Last week, Oklahoma Treasurer Todd Russ announced 13 firms that are prohibited from conducting business involving the state. This is kicking off a new phase in Oklahoma’s conflict with banking institutions that reject energy-related businesses.
Oklahoma Treasurer Makes Bold Move
Though don’t expect anything to happen anytime soon. These 13 businesses have 90 days to notify the state they are no longer rejecting energy firms.
The statute gives the state a six-month period to sell off 50% of its holdings in the financial institution and a whole year to sell off all of them if they continue to maintain their boycott.
The limitations are centered on a law that the legislature approved in 2022, mandating that the state treasurer divest Oklahoma of any financial firms that shun the energy sector.
In order to ascertain their position on fossil fuels, Russ wrote to 160 businesses in February.
One of the 13 companies identified that conducts dealings with the state, JPMorgan Chase, referred to the classification as “unfounded” in a letter to The Center Square.
Oklahoma bans first 13 companies from state business for ESG policies | Just The News https://t.co/KrWQQmLp8L
— Jesse Stone (@JesseStone65) May 7, 2023
The biggest financial institution in the country stated in an announcement that they belong to the top financiers throughout the energy industry, encompassing traditional energy sources.
They claimed to have supplied about $2 billion in finance and additional assistance to 40 Oklahoma oil and gas businesses between 2021 and 2022.
They said they are excited to continue to serve customers and the public in Oklahoma, despite the anti-free market ruling because the company’s methods will not be in conflict with it.
— PoliPosse (@PoliPosse) May 8, 2023
In a response sent via email to The Center Square, Blackrock claimed to have invested in excess of $200 billion in conventional U.S. energy businesses.
The company stated they look forward to connecting with the Oklahoma Treasurer to talk about how BlackRock provides for the needs of their customers in Oklahoma and other places.

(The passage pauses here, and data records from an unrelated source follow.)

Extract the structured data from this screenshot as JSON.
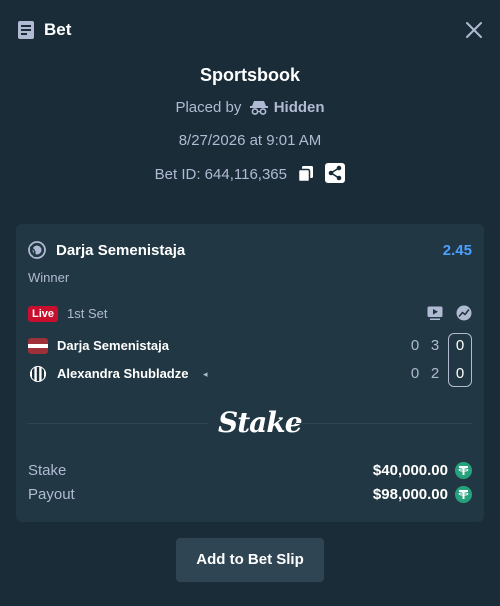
{
  "header": {
    "title": "Bet",
    "icon": "bet-slip-icon",
    "close_icon": "close-icon"
  },
  "summary": {
    "source": "Sportsbook",
    "placed_by_label": "Placed by",
    "placed_by_user": "Hidden",
    "datetime": "8/27/2026 at 9:01 AM",
    "bet_id": "Bet ID: 644,116,365"
  },
  "selection": {
    "sport_icon": "tennis-ball-icon",
    "name": "Darja Semenistaja",
    "odds": "2.45",
    "market": "Winner",
    "live_badge": "Live",
    "set_label": "1st Set"
  },
  "players": [
    {
      "name": "Darja Semenistaja",
      "flag": "latvia",
      "set1": "0",
      "set2": "3",
      "current": "0",
      "serving": false
    },
    {
      "name": "Alexandra Shubladze",
      "flag": "striped",
      "set1": "0",
      "set2": "2",
      "current": "0",
      "serving": true
    }
  ],
  "serve_indicator": "◂",
  "logo": "Stake",
  "totals": {
    "stake_label": "Stake",
    "stake_value": "$40,000.00",
    "payout_label": "Payout",
    "payout_value": "$98,000.00",
    "currency_icon": "tether-usdt-icon"
  },
  "actions": {
    "add_to_slip": "Add to Bet Slip"
  },
  "colors": {
    "background": "#1a2c38",
    "card": "#213743",
    "odds": "#4d9fff",
    "live": "#c8102e",
    "button": "#2f4553",
    "coin": "#26a17b"
  }
}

This includes over $20 billion of investments undertaken on the part of their customer base in publicly traded businesses centered in Oklahoma, as well as overseeing pension funds for 73,000 Oklahoma beneficiaries.This article appeared in Conservative Cardinal and has been published here with permission.